Variations in the Mood of
the Verb I: Conditional Sentences
The terms protasis and
apodosis are Greek, meaning respectively “proposition” (or “premise”)
and “response (to a proposition)”.
Latin, unlike many languages,
does not have any specific “conditional” tenses.
Perhaps contrary to expectation,
it is the imperfect subjunctive which refers to the present in “contrary
to fact present” sentences (compare e.g. “If I were in Rome now”),
whereas it is the present subjunctive which refers to the future in
“future less vivid” conditional sentences (compare e.g. “If I

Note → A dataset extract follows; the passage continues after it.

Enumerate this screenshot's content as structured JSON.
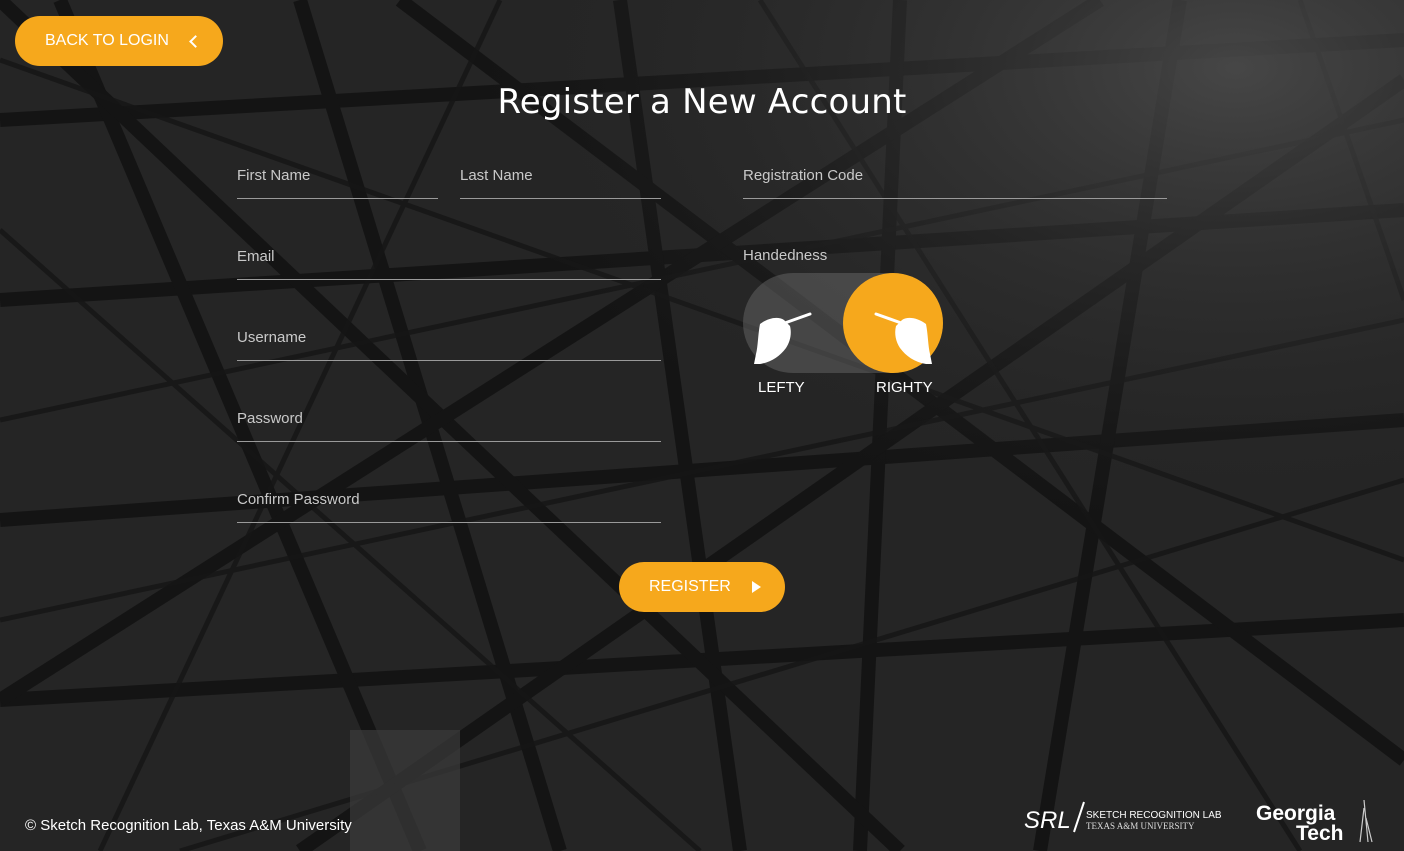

were to be in Rome tomorrow”); if anything, the tense-usage in English
is even more surprising, with “If I were ...” referring to the future
in the second of these examples..
Note that the translation given
for the apodosis of both the fourth and the sixth type of conditional
sentence is the same (“I would be unhappy”), but there is a difference
of perspective: the former refers to something which may be happening
now, the latter to something which may happen in the future.
“If the farmer would have
come with me, he would have seen the wolf” is a non-standard but common
formulation in American English: with “would have” in both clauses,
it is much like the use of the pluperfect subjunctive in both clauses
in “contrary to fact past” sentences, si mecum agricola venisset,
Perhaps encouraged by the Romans’
own tendency to set him up as a personification of Rome’s good old
days, and influenced also by the fact that his grand historical epic
is his most substantially surviving work, we rather view pater Ennius
as a solemn representative of archaic and old-fashioned times. In fact,
however, he had his playful moments. It is unfortunate that we cannot
be sure of his authorship of the marvelous half-line saxo cere comminuit
brum “with a rock he split his brain” (cerebrum, -i
n. 2 “brain”). Vergil, for one, admired that expression enough to
imitate it, though without going so far as to divide the brain in two:
the victorious boxer Entellus sacrifices an ox by striking it between
the horns with his fist: effracto ... cerebro/... procumbit humi
bos “with its brain crushed, the ox falls to the ground” (Aeneid
5.480f., where the unusual rhythm of the monosyllable at the end of
the line matches that in brum and well conveys the image of the
ox falling with a thud). The boxers in Aeneid 5 wear iron-clad
boxing-gloves, and it has generally been assumed from that description
that this was normal Roman practice, but this seems improbable.
“Drink this Falernian, it’s forty years old”:
Falernian was generally regarded as the best of all wines. It was produced in southern Latium and northern Campania. It had an unusually high alcohol content: Pliny observes that it is the only wine which can be set alight (Historia Naturalis 14.62). A price-list on the wall of a Pompeian tavern offers wine for one as, better wine for two, and Falernian for four (CIL 4.1679). The Stoic emperor Marcus Aurelius notes that even Falernian wine is really just grape-juice (Meditations 6.1). Horace parodies the pretentious sophistication of gourmets by having a dinner-host commend a wild boar as having been captured when a gentle south wind was blowing (Satires 2.8.6f.).